- _TASK INSTRUCTIONS_
Search the data for the word "will" and copy every line where it occurs.
═════ SUPPLIED DATA ═════
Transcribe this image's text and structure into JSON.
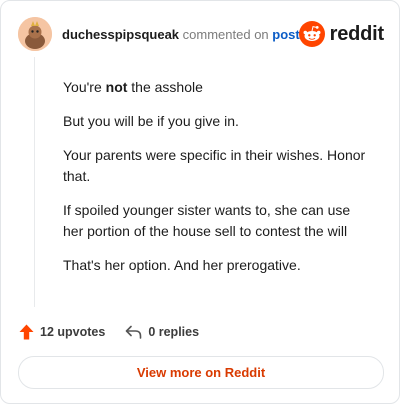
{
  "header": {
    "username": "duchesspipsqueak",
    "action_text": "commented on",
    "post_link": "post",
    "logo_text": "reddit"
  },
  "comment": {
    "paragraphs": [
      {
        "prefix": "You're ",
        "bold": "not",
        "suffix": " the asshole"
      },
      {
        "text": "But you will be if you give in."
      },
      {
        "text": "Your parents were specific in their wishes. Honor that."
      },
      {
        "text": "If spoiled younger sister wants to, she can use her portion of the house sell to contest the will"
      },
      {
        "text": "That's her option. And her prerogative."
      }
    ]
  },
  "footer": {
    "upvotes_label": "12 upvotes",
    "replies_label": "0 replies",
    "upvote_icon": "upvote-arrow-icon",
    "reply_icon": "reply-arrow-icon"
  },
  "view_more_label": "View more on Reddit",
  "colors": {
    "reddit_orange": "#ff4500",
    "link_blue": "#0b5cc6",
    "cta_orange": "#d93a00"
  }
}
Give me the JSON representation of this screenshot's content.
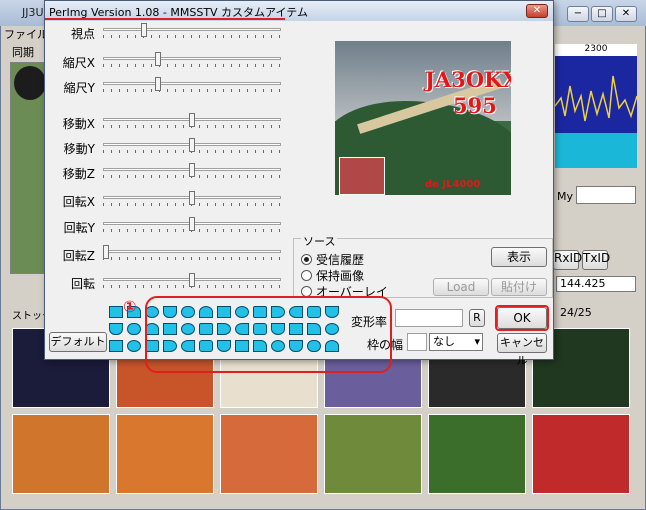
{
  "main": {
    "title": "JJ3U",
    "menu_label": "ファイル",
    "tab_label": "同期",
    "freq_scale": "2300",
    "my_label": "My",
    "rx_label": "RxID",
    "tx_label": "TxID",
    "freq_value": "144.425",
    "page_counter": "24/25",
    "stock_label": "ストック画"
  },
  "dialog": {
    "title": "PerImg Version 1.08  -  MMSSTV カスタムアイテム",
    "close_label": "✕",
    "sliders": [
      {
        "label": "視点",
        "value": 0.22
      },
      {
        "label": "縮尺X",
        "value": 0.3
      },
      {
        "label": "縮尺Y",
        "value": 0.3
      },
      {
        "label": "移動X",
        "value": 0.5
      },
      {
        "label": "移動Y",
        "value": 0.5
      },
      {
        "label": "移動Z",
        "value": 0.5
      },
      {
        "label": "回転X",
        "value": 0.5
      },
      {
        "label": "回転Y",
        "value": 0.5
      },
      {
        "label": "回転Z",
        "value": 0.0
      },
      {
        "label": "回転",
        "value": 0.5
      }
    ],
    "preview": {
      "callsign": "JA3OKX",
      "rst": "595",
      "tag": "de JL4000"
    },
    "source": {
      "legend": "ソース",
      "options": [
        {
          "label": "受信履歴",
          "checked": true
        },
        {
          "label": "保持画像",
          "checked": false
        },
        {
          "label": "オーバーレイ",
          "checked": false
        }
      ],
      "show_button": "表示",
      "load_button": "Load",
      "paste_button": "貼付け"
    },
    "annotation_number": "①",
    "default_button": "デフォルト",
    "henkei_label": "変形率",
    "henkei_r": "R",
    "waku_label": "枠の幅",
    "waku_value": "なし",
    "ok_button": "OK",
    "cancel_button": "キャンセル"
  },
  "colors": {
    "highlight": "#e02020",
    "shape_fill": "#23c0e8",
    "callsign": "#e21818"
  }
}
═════
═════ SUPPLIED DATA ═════
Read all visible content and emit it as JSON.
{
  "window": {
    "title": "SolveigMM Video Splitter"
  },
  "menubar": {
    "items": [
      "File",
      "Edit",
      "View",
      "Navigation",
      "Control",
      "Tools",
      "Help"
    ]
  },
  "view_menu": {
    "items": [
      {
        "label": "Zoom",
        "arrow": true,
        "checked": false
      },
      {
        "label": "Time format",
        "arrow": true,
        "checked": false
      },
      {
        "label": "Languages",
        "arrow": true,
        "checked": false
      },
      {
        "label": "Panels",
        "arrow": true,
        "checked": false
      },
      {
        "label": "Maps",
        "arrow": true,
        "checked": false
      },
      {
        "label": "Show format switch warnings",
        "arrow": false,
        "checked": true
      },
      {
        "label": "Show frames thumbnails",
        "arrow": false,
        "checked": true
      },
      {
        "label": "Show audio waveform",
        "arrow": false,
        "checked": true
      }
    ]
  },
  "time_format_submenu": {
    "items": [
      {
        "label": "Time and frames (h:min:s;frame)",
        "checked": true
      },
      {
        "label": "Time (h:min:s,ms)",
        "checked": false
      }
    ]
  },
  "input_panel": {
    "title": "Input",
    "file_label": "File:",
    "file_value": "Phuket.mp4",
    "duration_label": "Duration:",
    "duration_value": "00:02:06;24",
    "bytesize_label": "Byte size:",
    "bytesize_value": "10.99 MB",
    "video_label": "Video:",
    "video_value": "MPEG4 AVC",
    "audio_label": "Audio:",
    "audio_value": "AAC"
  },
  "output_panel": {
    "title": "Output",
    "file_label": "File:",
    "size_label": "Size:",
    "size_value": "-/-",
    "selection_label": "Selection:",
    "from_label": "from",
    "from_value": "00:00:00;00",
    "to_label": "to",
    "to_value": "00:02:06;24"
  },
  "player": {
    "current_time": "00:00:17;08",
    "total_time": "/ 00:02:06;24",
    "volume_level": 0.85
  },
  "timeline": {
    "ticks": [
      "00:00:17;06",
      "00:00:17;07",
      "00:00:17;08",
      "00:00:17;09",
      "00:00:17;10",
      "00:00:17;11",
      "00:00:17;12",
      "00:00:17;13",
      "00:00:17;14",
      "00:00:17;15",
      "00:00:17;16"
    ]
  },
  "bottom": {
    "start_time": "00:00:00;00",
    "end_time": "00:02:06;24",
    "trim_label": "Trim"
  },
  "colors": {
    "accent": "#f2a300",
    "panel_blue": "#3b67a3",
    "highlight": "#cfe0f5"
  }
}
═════
- _COMPLETED TASK_
        "text": "But you will be if you give in."
        "text": "If spoiled younger sister wants to, she can use her portion of the house sell to contest the will"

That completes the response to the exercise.